How present are you in conversation? How often can you say that you are truly listening to what another person is saying? It’s tough. We have a million other things to think about – the car, the meeting at 11, booking accommodation for before it all gets booked up, what’s for dinner, how to squeeze that project into this impossible deadline…
And that’s just the beginning. Here are some of the mindsets (according to PsychCentral) we adopt in conversation that get right in the way of listening:
- I’m right, you’re wrong, and I’m going to prove it
- The problem is your fault, so I’ll just blame you instead of taking responsibility
- I’m a victim; nobody understands me
- I’ve decided about the kind of person you are, and you won’t budge me on it
- I don’t like what you’re saying about me, so I’m going to screw all my concentration into defending my honourable self
- You are trying to control or manipulate me; forget it!
- I deserve better!
- I want it now – and what I want is most important
- I know, I know! Pick me! I can help.
Can you identify with any of these mindsets? It’s hilarious when you think about it.
The underlying problem here is that we just don’t trust each other. The sad part is that if we tried, if we trusted each other enough to listen, we could learn so much.
If you spoke better, I’d listen better
Talkers can also take some responsibility: some people are just much easier to listen to than others. Those who think before they speak make the listener’s job much easier because their thoughts come out whole and in a logical sequence. A talker who formulates thought as it comes out of their mouth is easy to spot by their jumbled, bitty speech, which requires you, the listener, to work a lot harder to a) order the thoughts and b) work out what’s relevant and what’s not.
But we don’t have the luxury of being surrounded by eloquent, considerate speakers all our lives, so we’d better start polishing up those listening skills; even a scatty speaker has valuable things to express – those things are just disguised among a lot of extra words.
Listening skills are a competitive advantage and a must
Human-centred design is all about listening – it’s how we come to understand others and develop and practise real empathy, which is essential to understanding our customers and building brand loyalty. Today, if you’re not listening to your audience, you’re falling out of touch and into danger.
Despite listening being essential to building customer loyalty, shockingly few of us can actually do it effectively, which is good news if you’re trying to get ahead of the competition: all you have to do is listen. It really is that simple! Except, it’s harder than it sounds…

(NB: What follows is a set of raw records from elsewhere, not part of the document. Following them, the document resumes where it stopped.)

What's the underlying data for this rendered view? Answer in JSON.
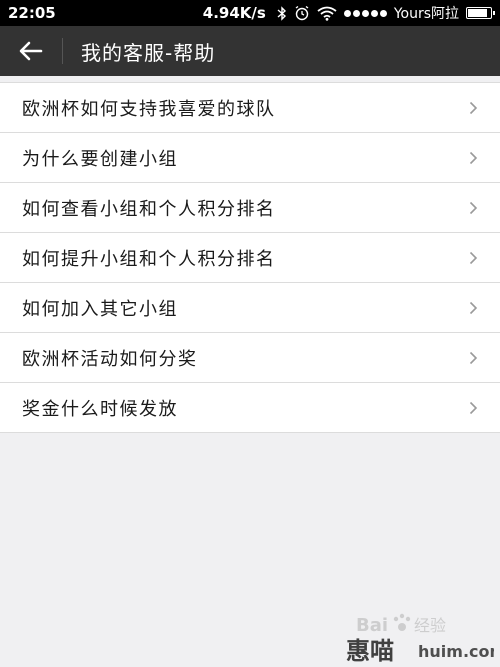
{
  "status_bar": {
    "time": "22:05",
    "network_speed": "4.94K/s",
    "carrier": "Yours阿拉",
    "icons": [
      "bluetooth-icon",
      "alarm-icon",
      "wifi-icon",
      "signal-icon",
      "battery-icon"
    ],
    "battery_level": 0.9
  },
  "header": {
    "back_icon": "back-arrow-icon",
    "title": "我的客服-帮助",
    "background": "#333333"
  },
  "help_list": {
    "items": [
      {
        "label": "欧洲杯如何支持我喜爱的球队"
      },
      {
        "label": "为什么要创建小组"
      },
      {
        "label": "如何查看小组和个人积分排名"
      },
      {
        "label": "如何提升小组和个人积分排名"
      },
      {
        "label": "如何加入其它小组"
      },
      {
        "label": "欧洲杯活动如何分奖"
      },
      {
        "label": "奖金什么时候发放"
      }
    ],
    "chevron_icon": "chevron-right-icon"
  },
  "watermark": {
    "logo_text_top": "Bai",
    "logo_text_top2": "经验",
    "logo_text_bottom": "惠喵",
    "url": "huim.com"
  }
}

Practice makes better listeners
However, listening is a skill we can all practise and improve. Here are some tips on how to get better at listening (and better at understanding the humans you’re reaching out to so that you can meet their needs):
- Try really listening to someone’s answer to your run-of-the-mill question. Test yourself later in the day: What did Gill say when I asked her about her trip to Magaliesburg? Oh yes, she said she really enjoyed it: it was the first time she and her husband had been away without the kids; she read a book the whole time and felt like the weekend was twice as long as usual. What can I take away from that? That going away without the kids and reading a book all weekend is a good way to make the weekend feel longer. #learning #informationsharing

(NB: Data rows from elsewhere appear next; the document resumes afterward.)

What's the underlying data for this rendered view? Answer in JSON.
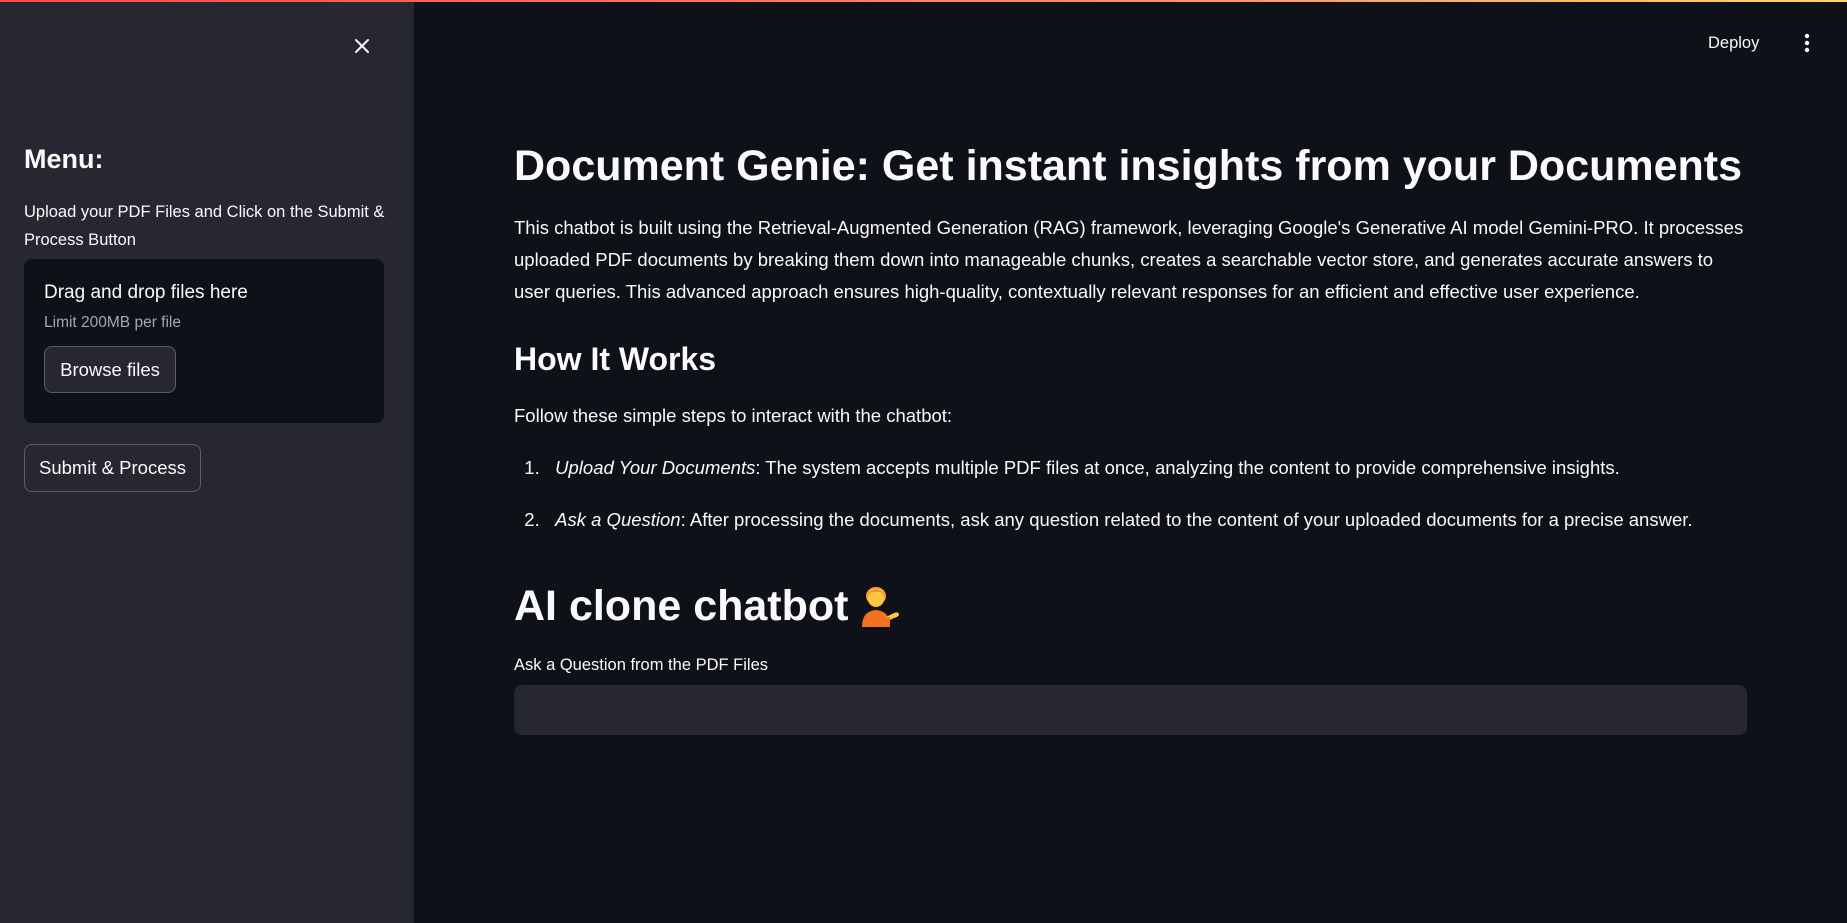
{
  "header": {
    "deploy_label": "Deploy",
    "more_icon": "vertical-ellipsis-icon"
  },
  "sidebar": {
    "close_icon": "close-icon",
    "menu_title": "Menu:",
    "description": "Upload your PDF Files and Click on the Submit & Process Button",
    "dropzone": {
      "title": "Drag and drop files here",
      "limit": "Limit 200MB per file",
      "browse_label": "Browse files"
    },
    "submit_label": "Submit & Process"
  },
  "main": {
    "title": "Document Genie: Get instant insights from your Documents",
    "intro": "This chatbot is built using the Retrieval-Augmented Generation (RAG) framework, leveraging Google's Generative AI model Gemini-PRO. It processes uploaded PDF documents by breaking them down into manageable chunks, creates a searchable vector store, and generates accurate answers to user queries. This advanced approach ensures high-quality, contextually relevant responses for an efficient and effective user experience.",
    "how_title": "How It Works",
    "steps_intro": "Follow these simple steps to interact with the chatbot:",
    "steps": [
      {
        "number": "1.",
        "title": "Upload Your Documents",
        "text": ": The system accepts multiple PDF files at once, analyzing the content to provide comprehensive insights."
      },
      {
        "number": "2.",
        "title": "Ask a Question",
        "text": ": After processing the documents, ask any question related to the content of your uploaded documents for a precise answer."
      }
    ],
    "chat_title": "AI clone chatbot",
    "chat_icon": "person-tipping-hand-icon",
    "question_label": "Ask a Question from the PDF Files",
    "question_value": ""
  },
  "colors": {
    "background": "#0e1117",
    "sidebar": "#262730",
    "input": "#262730",
    "text": "#fafafa",
    "muted": "#a3a8b8",
    "accent": "#ff4b4b"
  }
}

- Leave a space in the conversation. Maybe in that space, the other person will offer up information that they might not otherwise have shared. This is hard, though; you’ll really be testing your comfort zone here. We are not at ease with silence, unless the other person is our life partner, family member or good friend – and even then… So you’ll be sorely tempted to jump in and say something about yourself. Stop. Wait. Let the other person continue. You may be surprised at what they say, and you will be surprised at your ability to keep quiet.
- Make a conscious decision to stop thinking about the thing you’re thinking about before you walk into a conversation; close a door in your head and open a new one. Start afresh. Engage. It’s not easy, but with practice, it will come.
- Instead of forming statements in your head about the other person or about what they’re saying, form questions: could it be true what they are saying? Wonder about it. Open your mind to other possibilities besides the one about you being right. You might learn something.
- Repeat back to someone what they have just expressed to you. Start by saying, “Okay, if I understand you correctly, what you’re saying is…” It’s a bit awkward at first, but once you get used to it, you may find it becomes a useful tool in listening and learning – and people appreciate being understood. It can also help you to avoid making decisions based on fiction, which, apart from being embarrassing, can be very bad for business.
Nobody’s trying to say that listening is an easy skill, but it’s one we sorely need more of. By listening to and understanding each other, we become a formidable force for progress that can tackle any challenge.
And if you can’t quite persuade yourself to see someone else’s point of view, try to remember this: who’s right and who’s wrong is less relevant than who’s buying and who’s selling…